[Records from a data source]
--------------------------------------------------

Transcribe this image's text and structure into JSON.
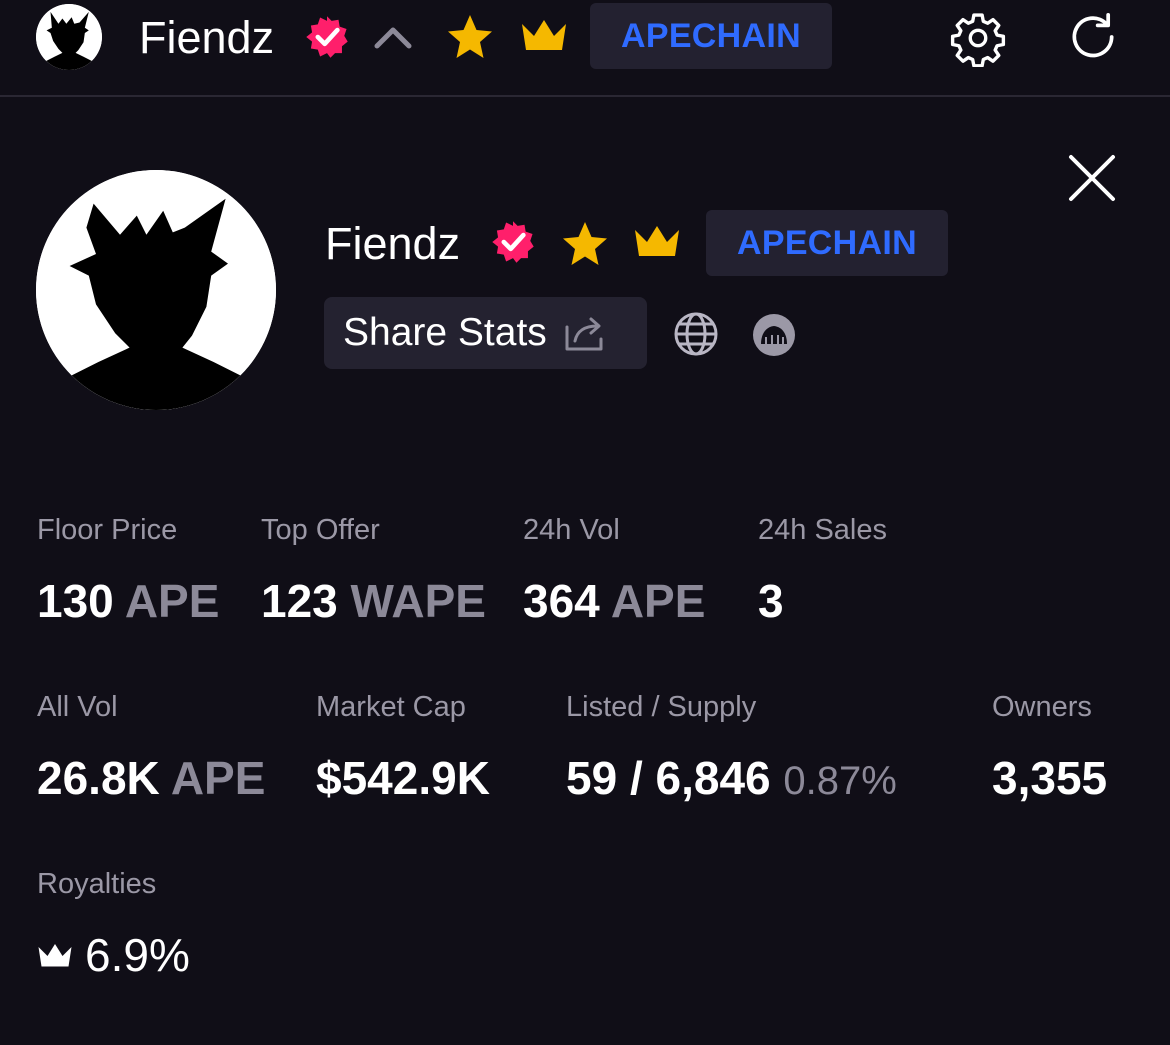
{
  "header": {
    "collection_name": "Fiendz",
    "chain_badge": "APECHAIN",
    "icons": [
      "avatar",
      "verified-badge-icon",
      "chevron-up-icon",
      "star-icon",
      "crown-icon",
      "settings-icon",
      "refresh-icon"
    ]
  },
  "profile": {
    "name": "Fiendz",
    "chain_badge": "APECHAIN",
    "share_label": "Share Stats",
    "icons": [
      "verified-badge-icon",
      "star-icon",
      "crown-icon",
      "share-icon",
      "globe-icon",
      "ape-icon",
      "close-icon"
    ]
  },
  "stats": {
    "floor": {
      "label": "Floor Price",
      "value": "130",
      "unit": "APE"
    },
    "top_offer": {
      "label": "Top Offer",
      "value": "123",
      "unit": "WAPE"
    },
    "vol_24h": {
      "label": "24h Vol",
      "value": "364",
      "unit": "APE"
    },
    "sales_24h": {
      "label": "24h Sales",
      "value": "3"
    },
    "all_vol": {
      "label": "All Vol",
      "value": "26.8K",
      "unit": "APE"
    },
    "market_cap": {
      "label": "Market Cap",
      "value": "$542.9K"
    },
    "listed_supply": {
      "label": "Listed / Supply",
      "value": "59 / 6,846",
      "pct": "0.87%"
    },
    "owners": {
      "label": "Owners",
      "value": "3,355"
    },
    "royalties": {
      "label": "Royalties",
      "value": "6.9%"
    }
  },
  "colors": {
    "background": "#100e17",
    "chip_bg": "#232130",
    "chain_blue": "#2f6bff",
    "verified_pink": "#ff1f6b",
    "gold": "#f5b800",
    "muted_text": "#9b98a6"
  }
}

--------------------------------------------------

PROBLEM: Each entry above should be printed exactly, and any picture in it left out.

TASK OUTPUT:
Transcribe this image's text and structure into JSON.
{
  "header": {
    "collection_name": "Fiendz",
    "chain_badge": "APECHAIN",
    "icons": [
      "avatar",
      "verified-badge-icon",
      "chevron-up-icon",
      "star-icon",
      "crown-icon",
      "settings-icon",
      "refresh-icon"
    ]
  },
  "profile": {
    "name": "Fiendz",
    "chain_badge": "APECHAIN",
    "share_label": "Share Stats",
    "icons": [
      "verified-badge-icon",
      "star-icon",
      "crown-icon",
      "share-icon",
      "globe-icon",
      "ape-icon",
      "close-icon"
    ]
  },
  "stats": {
    "floor": {
      "label": "Floor Price",
      "value": "130",
      "unit": "APE"
    },
    "top_offer": {
      "label": "Top Offer",
      "value": "123",
      "unit": "WAPE"
    },
    "vol_24h": {
      "label": "24h Vol",
      "value": "364",
      "unit": "APE"
    },
    "sales_24h": {
      "label": "24h Sales",
      "value": "3"
    },
    "all_vol": {
      "label": "All Vol",
      "value": "26.8K",
      "unit": "APE"
    },
    "market_cap": {
      "label": "Market Cap",
      "value": "$542.9K"
    },
    "listed_supply": {
      "label": "Listed / Supply",
      "value": "59 / 6,846",
      "pct": "0.87%"
    },
    "owners": {
      "label": "Owners",
      "value": "3,355"
    },
    "royalties": {
      "label": "Royalties",
      "value": "6.9%"
    }
  },
  "colors": {
    "background": "#100e17",
    "chip_bg": "#232130",
    "chain_blue": "#2f6bff",
    "verified_pink": "#ff1f6b",
    "gold": "#f5b800",
    "muted_text": "#9b98a6"
  }
}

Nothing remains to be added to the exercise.